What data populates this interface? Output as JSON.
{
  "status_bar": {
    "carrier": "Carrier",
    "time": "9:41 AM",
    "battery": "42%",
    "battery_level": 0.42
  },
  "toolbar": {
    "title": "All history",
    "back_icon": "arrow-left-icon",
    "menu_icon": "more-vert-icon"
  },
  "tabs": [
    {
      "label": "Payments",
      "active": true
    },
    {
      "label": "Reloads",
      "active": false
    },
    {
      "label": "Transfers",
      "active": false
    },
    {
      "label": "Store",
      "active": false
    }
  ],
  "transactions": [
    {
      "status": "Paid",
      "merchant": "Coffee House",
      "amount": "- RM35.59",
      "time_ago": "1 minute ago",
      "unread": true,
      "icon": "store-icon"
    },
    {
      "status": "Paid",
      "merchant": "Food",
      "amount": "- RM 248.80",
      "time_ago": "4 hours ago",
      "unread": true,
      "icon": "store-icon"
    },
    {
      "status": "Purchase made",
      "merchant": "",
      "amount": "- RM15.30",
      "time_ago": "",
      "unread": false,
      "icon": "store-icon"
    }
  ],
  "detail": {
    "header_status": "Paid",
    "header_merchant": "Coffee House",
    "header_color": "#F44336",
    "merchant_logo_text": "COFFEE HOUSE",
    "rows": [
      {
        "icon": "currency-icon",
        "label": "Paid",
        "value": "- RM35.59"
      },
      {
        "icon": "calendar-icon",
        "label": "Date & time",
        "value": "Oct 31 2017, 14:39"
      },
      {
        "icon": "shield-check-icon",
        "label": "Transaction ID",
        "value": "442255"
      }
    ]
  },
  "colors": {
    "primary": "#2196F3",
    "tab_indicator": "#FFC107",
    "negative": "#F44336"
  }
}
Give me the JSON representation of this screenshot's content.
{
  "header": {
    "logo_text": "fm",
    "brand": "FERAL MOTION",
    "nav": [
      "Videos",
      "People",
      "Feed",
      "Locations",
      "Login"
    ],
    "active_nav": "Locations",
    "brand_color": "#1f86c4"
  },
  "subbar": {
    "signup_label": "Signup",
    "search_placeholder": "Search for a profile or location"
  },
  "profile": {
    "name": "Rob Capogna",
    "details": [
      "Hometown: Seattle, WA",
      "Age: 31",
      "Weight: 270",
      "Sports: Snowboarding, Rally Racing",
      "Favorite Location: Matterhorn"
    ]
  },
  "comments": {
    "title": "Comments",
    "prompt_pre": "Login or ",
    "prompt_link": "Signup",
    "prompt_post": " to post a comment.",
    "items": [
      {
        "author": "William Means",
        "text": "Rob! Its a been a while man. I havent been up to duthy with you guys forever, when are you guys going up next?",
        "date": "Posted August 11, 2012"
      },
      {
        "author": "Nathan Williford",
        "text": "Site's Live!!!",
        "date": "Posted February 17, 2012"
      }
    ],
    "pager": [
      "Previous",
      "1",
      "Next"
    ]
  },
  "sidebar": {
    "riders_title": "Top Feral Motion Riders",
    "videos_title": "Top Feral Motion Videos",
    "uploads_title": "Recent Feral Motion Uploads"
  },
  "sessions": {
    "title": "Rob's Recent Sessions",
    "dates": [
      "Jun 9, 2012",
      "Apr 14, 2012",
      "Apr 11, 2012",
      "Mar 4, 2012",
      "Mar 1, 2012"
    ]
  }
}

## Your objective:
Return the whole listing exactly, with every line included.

## Task result:
What data populates this interface? Output as JSON.
{
  "status_bar": {
    "carrier": "Carrier",
    "time": "9:41 AM",
    "battery": "42%",
    "battery_level": 0.42
  },
  "toolbar": {
    "title": "All history",
    "back_icon": "arrow-left-icon",
    "menu_icon": "more-vert-icon"
  },
  "tabs": [
    {
      "label": "Payments",
      "active": true
    },
    {
      "label": "Reloads",
      "active": false
    },
    {
      "label": "Transfers",
      "active": false
    },
    {
      "label": "Store",
      "active": false
    }
  ],
  "transactions": [
    {
      "status": "Paid",
      "merchant": "Coffee House",
      "amount": "- RM35.59",
      "time_ago": "1 minute ago",
      "unread": true,
      "icon": "store-icon"
    },
    {
      "status": "Paid",
      "merchant": "Food",
      "amount": "- RM 248.80",
      "time_ago": "4 hours ago",
      "unread": true,
      "icon": "store-icon"
    },
    {
      "status": "Purchase made",
      "merchant": "",
      "amount": "- RM15.30",
      "time_ago": "",
      "unread": false,
      "icon": "store-icon"
    }
  ],
  "detail": {
    "header_status": "Paid",
    "header_merchant": "Coffee House",
    "header_color": "#F44336",
    "merchant_logo_text": "COFFEE HOUSE",
    "rows": [
      {
        "icon": "currency-icon",
        "label": "Paid",
        "value": "- RM35.59"
      },
      {
        "icon": "calendar-icon",
        "label": "Date & time",
        "value": "Oct 31 2017, 14:39"
      },
      {
        "icon": "shield-check-icon",
        "label": "Transaction ID",
        "value": "442255"
      }
    ]
  },
  "colors": {
    "primary": "#2196F3",
    "tab_indicator": "#FFC107",
    "negative": "#F44336"
  }
}
Give me the JSON representation of this screenshot's content.
{
  "header": {
    "logo_text": "fm",
    "brand": "FERAL MOTION",
    "nav": [
      "Videos",
      "People",
      "Feed",
      "Locations",
      "Login"
    ],
    "active_nav": "Locations",
    "brand_color": "#1f86c4"
  },
  "subbar": {
    "signup_label": "Signup",
    "search_placeholder": "Search for a profile or location"
  },
  "profile": {
    "name": "Rob Capogna",
    "details": [
      "Hometown: Seattle, WA",
      "Age: 31",
      "Weight: 270",
      "Sports: Snowboarding, Rally Racing",
      "Favorite Location: Matterhorn"
    ]
  },
  "comments": {
    "title": "Comments",
    "prompt_pre": "Login or ",
    "prompt_link": "Signup",
    "prompt_post": " to post a comment.",
    "items": [
      {
        "author": "William Means",
        "text": "Rob! Its a been a while man. I havent been up to duthy with you guys forever, when are you guys going up next?",
        "date": "Posted August 11, 2012"
      },
      {
        "author": "Nathan Williford",
        "text": "Site's Live!!!",
        "date": "Posted February 17, 2012"
      }
    ],
    "pager": [
      "Previous",
      "1",
      "Next"
    ]
  },
  "sidebar": {
    "riders_title": "Top Feral Motion Riders",
    "videos_title": "Top Feral Motion Videos",
    "uploads_title": "Recent Feral Motion Uploads"
  },
  "sessions": {
    "title": "Rob's Recent Sessions",
    "dates": [
      "Jun 9, 2012",
      "Apr 14, 2012",
      "Apr 11, 2012",
      "Mar 4, 2012",
      "Mar 1, 2012"
    ]
  }
}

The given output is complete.